- Vandervort, p. 23
- Special role for this purpose was played by the Russian military advisers and volunteers of Menelik's army. So Little Leontiev's command of the Russian volunteers and advisers could be the direct participants of battle near Adwa in composition the Ethiopian army (less than fifty)RUSSIAN MISSION TO ABYSSINIA. See also Who Was Count Abai?.
- Cossacks of the emperor Menelik II Archived 2015-07-16 at the Wayback Machine.. Tvoros.ru. Retrieved on 2012-03-15.
- The activities of the officer the Kuban Cossack army N.S. Leontjev in the Italian-Ethiopic war in 1895–1896. Sworld.com.ua (1989-07-19) (in Russian). Retrieved on 2012-03-15.
- RUSSIAN MISSION TO ABYSSINIA.
- Who Was Count Abai?.

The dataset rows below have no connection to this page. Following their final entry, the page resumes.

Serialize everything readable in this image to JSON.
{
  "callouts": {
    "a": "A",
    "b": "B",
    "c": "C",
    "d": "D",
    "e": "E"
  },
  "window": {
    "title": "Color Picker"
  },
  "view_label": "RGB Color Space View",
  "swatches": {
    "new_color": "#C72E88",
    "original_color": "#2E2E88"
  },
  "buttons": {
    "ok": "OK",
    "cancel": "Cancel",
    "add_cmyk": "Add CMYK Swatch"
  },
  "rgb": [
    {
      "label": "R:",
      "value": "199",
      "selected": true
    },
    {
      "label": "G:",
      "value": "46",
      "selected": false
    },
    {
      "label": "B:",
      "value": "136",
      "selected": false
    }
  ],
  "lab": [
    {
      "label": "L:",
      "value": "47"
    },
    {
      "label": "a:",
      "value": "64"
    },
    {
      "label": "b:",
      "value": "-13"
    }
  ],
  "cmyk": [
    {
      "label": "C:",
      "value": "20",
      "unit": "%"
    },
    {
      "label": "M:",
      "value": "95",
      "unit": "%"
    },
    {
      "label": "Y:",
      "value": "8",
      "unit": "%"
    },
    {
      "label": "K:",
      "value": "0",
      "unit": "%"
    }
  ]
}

- Leonid Artamonov, a Russian general, geographer and traveler, military adviser of Menelik II, as one of Russian officers of volunteers attached to the forces of Ras Tessema (wrote: Through Ethiopia to the White Nile). Vostlit.info (in Russian). Retrieved on 2012-03-15.
- Count Leontiev is spy or adventurer...
- Nikolay Stepanovich Leontiev
- Vandervort, pp. 159–172
- Vandervort, p. 164.
- Vandervort, p. 164
- Vandervort, p. 39
- Norman Davies, Europe: A History, Oxford University Press, 1996, pp. 577–759 ISBN 1407091794
- John K. Thornton (2009). "The Art of War in Angola, 1575–1680". Comparative Studies in Society and History. 30 (2): 360–378. doi:10.1017/S0010417500015231. JSTOR 178839.
- Vandervort, pp. 4–27
- Damian P. O'Connor (2006). "Imperial Strategy and the Anglo–Zulu War of 1879". The Historian. 68 (2): 285–304. doi:10.1111/j.1540-6563.2006.00144.x.
- Morris, Donald The Washing of the Spears, Touchstone, 1965
- Vandervort, Bruce Wars of Imperial Conquest in Africa: 1830–1914, Indiana University Press: 1998 ISBN 0253211786